Posted by: Scott Ferguson at March 16, 2005 07:43 AM
Oh that's just great ... I gotta sit on the
edge of my seat until you tie all that up?
That's not right.
Posted by: Steel Turman at March 16, 2005 10:32 AM
That's you, Cobb? You look sound different from the picture in the header.
Posted by: La Shawn at March 16, 2005 04:53 PM
Youe secret's safe with me. LOL!
Posted by: Juliette at March 16, 2005 08:50 PM
I ain't gonna forget that. I chafed my butt on
the edge of my seat. I've a mind to send you the
bill from the chafologist.
Posted by: Steel Turman at March 17, 2005 12:37 AM
I'm currently on a detroit to baltimore to la to philly to nyc to baltimore in the space of ten days tour. so i have some serious writing to do before i get to back to the blog. suffice it to say that within the space of a couple of paragraphs you did an excellent job of capturing a series of moments that i won't forget anytime soon.
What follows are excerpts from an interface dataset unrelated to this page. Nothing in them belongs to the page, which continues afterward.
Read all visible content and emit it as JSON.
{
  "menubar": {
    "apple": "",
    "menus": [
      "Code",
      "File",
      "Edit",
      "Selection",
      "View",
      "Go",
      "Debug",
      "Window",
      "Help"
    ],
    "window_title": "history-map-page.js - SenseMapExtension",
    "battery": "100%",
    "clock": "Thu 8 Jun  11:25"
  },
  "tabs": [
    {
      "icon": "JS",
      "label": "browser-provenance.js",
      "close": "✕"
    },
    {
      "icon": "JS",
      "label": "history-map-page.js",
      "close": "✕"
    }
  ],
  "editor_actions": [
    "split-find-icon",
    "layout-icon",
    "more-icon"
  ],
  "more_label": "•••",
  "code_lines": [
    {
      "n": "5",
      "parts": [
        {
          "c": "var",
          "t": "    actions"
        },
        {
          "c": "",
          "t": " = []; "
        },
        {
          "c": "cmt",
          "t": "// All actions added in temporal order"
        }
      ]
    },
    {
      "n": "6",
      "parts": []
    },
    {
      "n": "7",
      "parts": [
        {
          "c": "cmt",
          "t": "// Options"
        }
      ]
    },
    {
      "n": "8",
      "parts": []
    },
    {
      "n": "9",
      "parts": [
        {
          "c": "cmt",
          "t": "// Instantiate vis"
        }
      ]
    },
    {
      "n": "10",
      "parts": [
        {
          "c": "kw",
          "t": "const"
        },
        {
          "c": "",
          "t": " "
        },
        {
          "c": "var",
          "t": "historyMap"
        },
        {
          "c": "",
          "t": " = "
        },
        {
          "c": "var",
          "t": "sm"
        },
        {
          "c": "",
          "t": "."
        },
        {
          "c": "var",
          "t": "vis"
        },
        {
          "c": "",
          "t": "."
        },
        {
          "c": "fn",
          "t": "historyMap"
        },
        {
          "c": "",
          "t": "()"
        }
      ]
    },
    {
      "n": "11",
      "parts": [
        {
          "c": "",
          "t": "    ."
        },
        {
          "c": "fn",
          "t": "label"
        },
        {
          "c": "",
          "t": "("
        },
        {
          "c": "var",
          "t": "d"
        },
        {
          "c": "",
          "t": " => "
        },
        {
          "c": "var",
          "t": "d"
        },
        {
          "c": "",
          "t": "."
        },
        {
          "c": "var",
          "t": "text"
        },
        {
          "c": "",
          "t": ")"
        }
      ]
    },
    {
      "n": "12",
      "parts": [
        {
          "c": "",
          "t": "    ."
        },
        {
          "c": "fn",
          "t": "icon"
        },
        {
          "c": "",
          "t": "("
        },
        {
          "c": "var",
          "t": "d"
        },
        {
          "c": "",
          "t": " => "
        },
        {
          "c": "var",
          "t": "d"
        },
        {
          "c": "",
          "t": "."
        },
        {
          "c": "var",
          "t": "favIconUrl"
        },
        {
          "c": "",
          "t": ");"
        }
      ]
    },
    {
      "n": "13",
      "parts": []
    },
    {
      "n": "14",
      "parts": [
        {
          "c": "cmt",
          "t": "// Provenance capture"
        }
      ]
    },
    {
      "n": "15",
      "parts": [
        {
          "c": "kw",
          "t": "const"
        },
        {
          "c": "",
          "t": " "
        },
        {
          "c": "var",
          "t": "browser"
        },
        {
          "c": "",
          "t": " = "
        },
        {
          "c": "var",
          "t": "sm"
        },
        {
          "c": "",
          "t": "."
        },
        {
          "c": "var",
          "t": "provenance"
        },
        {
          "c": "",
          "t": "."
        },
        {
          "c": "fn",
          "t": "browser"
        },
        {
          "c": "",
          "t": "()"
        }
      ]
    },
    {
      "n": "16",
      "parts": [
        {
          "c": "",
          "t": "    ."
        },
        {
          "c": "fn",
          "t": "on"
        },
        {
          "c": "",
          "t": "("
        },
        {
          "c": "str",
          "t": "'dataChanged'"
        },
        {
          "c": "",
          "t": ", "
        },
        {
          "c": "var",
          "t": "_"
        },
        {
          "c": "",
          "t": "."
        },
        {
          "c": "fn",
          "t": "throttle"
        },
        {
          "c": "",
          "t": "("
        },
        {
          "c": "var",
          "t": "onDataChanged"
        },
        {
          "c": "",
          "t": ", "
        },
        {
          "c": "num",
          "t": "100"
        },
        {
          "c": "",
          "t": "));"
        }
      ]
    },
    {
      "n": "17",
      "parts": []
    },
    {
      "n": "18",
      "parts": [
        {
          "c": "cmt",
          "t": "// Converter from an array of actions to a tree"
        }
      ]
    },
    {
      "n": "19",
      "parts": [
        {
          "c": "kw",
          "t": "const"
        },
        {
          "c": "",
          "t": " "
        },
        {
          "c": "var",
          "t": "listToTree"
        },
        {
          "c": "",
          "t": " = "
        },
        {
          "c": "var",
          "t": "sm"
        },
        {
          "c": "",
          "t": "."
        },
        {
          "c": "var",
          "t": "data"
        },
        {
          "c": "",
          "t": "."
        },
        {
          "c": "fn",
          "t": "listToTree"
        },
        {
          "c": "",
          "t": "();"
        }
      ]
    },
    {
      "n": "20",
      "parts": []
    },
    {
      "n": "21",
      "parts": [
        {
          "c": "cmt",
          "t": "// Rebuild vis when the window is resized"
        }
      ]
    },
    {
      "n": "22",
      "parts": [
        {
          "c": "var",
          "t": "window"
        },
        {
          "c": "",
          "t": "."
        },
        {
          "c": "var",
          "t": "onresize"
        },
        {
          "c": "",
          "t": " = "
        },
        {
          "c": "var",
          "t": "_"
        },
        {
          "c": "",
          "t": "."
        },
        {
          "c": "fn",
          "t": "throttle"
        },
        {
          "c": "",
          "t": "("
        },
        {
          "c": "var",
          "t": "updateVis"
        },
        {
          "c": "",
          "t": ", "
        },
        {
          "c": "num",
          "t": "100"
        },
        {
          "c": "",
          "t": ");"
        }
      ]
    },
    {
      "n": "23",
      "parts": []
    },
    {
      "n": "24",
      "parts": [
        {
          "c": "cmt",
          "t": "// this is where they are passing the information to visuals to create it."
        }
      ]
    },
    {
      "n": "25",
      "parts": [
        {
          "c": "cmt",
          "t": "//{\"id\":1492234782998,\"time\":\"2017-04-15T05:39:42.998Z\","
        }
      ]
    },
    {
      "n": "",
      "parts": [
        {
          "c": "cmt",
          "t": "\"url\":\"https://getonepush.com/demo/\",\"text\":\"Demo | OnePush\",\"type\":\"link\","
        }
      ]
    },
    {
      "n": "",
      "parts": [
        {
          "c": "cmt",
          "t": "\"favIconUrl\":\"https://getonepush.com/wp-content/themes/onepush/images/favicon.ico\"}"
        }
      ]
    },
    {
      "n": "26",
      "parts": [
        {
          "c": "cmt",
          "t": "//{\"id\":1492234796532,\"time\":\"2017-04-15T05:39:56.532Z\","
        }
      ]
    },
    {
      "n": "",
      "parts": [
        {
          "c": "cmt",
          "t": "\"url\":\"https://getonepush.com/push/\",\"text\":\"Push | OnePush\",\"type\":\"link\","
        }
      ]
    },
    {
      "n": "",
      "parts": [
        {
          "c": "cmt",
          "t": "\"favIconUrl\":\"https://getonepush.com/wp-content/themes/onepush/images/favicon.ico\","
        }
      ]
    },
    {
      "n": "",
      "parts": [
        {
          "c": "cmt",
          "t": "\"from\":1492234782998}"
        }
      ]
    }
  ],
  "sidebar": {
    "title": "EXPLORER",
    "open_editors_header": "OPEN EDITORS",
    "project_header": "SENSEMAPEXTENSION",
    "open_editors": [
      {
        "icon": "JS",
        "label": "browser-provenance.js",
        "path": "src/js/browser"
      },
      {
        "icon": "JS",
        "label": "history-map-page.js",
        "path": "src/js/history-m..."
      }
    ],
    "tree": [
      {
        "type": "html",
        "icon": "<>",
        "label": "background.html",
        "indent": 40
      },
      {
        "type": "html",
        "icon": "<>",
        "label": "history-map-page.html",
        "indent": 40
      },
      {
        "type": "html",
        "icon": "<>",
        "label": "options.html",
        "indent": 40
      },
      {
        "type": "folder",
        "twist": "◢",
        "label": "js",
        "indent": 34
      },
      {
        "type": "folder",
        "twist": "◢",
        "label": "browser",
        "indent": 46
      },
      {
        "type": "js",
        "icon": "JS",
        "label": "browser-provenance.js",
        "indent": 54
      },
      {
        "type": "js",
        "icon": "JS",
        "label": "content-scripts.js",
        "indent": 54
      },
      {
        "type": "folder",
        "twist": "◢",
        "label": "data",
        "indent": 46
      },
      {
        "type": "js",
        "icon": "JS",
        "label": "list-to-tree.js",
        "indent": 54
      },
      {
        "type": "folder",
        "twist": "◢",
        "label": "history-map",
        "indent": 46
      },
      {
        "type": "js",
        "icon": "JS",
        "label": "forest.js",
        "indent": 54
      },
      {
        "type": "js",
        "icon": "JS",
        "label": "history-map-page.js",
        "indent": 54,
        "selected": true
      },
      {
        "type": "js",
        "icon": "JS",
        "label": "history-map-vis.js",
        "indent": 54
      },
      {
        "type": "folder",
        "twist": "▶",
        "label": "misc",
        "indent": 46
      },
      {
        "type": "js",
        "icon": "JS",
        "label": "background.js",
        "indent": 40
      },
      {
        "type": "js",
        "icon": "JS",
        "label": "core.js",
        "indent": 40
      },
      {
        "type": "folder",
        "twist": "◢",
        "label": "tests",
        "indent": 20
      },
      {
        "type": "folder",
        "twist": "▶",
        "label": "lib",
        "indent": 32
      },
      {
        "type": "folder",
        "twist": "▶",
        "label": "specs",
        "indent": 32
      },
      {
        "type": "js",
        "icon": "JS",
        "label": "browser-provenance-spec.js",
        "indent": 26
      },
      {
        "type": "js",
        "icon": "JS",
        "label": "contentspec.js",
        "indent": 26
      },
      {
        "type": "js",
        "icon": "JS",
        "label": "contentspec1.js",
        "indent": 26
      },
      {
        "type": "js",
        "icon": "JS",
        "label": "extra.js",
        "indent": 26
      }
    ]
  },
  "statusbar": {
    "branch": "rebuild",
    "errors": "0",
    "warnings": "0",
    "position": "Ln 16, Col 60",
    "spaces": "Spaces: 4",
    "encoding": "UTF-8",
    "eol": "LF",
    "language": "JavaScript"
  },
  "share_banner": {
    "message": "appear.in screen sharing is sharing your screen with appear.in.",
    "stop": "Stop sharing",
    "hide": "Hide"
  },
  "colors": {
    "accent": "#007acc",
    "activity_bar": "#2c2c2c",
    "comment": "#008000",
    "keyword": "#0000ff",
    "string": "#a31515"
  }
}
dope is an understatement.
Posted by: Lester Spence at March 17, 2005 05:56 PM